Dataset extract START

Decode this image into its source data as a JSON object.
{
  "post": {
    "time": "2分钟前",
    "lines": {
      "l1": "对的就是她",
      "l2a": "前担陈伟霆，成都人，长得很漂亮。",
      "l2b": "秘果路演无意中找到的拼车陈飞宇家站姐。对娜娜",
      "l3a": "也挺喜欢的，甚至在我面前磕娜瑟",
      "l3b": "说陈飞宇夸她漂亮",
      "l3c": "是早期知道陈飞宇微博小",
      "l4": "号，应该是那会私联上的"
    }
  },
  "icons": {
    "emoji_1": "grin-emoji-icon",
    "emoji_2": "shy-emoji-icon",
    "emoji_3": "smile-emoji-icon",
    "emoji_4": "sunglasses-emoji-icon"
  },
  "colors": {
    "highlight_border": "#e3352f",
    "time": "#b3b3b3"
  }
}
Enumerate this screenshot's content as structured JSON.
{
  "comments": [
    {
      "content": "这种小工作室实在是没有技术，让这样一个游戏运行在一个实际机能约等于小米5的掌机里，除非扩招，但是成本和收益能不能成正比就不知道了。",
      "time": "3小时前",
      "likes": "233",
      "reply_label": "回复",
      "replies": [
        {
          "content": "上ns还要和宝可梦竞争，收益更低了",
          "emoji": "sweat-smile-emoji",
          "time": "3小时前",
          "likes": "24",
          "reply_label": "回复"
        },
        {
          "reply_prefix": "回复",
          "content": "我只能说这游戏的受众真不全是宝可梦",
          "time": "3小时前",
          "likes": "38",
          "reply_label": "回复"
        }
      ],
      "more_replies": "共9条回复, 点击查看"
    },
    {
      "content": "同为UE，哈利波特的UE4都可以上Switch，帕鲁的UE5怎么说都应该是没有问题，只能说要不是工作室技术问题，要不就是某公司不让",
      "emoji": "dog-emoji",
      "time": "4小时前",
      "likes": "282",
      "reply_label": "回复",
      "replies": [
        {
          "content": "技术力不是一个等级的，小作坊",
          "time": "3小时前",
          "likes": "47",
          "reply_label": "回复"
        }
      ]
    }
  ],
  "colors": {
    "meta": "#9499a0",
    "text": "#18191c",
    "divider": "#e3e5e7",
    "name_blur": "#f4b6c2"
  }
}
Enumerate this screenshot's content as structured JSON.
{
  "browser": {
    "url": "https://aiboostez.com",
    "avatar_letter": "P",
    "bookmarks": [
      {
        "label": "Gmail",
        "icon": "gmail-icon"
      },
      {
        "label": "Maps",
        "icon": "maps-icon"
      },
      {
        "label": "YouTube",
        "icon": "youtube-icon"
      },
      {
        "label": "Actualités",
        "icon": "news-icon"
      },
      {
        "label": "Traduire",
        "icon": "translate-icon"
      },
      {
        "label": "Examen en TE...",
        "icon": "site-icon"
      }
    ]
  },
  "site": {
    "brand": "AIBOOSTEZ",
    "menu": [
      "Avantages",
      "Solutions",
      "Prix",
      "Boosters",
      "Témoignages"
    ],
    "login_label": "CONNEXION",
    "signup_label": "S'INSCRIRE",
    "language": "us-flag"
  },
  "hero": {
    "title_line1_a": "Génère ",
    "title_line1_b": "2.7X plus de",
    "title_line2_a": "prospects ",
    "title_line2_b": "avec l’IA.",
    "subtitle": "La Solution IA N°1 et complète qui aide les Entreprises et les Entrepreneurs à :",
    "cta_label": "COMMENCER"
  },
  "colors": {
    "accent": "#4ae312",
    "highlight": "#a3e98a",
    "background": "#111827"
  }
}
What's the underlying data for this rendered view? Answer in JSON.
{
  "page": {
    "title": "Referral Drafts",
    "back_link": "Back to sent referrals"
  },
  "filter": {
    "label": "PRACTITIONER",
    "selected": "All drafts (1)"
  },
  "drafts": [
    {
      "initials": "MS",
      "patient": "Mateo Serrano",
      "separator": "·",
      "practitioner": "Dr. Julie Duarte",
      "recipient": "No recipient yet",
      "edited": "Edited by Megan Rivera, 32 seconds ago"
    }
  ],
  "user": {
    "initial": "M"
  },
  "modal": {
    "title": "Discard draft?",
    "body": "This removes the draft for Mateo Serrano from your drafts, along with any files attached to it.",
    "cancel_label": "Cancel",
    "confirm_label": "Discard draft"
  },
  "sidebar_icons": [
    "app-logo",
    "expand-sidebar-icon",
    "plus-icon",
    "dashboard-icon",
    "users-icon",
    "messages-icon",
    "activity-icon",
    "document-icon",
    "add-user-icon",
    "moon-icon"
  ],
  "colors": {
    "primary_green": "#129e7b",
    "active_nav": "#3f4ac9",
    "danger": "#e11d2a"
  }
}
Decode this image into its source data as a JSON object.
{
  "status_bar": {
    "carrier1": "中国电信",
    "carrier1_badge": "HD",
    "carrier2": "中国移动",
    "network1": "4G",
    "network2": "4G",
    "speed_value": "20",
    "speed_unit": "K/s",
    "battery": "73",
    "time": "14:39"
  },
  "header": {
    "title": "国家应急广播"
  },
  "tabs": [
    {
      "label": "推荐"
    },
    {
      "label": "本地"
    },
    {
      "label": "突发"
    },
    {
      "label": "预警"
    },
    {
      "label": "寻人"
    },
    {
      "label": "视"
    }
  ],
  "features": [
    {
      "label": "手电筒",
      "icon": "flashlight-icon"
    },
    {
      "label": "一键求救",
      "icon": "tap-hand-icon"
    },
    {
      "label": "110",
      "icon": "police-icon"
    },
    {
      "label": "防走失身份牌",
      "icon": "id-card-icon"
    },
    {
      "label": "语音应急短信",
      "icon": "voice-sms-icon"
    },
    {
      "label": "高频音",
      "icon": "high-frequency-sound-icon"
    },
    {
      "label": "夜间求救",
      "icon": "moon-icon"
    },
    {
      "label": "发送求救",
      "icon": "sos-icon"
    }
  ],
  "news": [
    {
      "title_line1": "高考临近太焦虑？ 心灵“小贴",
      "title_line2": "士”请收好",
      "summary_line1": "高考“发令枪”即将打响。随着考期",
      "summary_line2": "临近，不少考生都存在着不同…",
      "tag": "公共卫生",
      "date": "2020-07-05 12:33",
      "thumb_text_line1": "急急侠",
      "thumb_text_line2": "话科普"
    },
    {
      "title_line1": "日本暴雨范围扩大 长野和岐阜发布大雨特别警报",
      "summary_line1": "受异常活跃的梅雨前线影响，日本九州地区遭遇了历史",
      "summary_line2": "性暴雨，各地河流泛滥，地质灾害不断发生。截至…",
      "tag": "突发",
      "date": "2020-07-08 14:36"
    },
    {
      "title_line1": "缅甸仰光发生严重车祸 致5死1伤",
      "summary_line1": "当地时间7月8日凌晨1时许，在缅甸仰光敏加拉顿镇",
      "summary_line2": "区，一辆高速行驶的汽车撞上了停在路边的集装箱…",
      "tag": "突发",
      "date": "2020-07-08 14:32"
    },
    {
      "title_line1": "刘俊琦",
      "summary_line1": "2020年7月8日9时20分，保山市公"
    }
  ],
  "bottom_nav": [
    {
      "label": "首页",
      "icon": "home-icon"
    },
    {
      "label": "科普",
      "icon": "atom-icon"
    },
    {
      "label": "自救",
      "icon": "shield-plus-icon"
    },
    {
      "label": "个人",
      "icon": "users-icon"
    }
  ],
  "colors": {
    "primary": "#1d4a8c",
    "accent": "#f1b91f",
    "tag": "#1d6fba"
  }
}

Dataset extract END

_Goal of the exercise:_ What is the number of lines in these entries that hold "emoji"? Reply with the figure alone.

_Solution:_ 6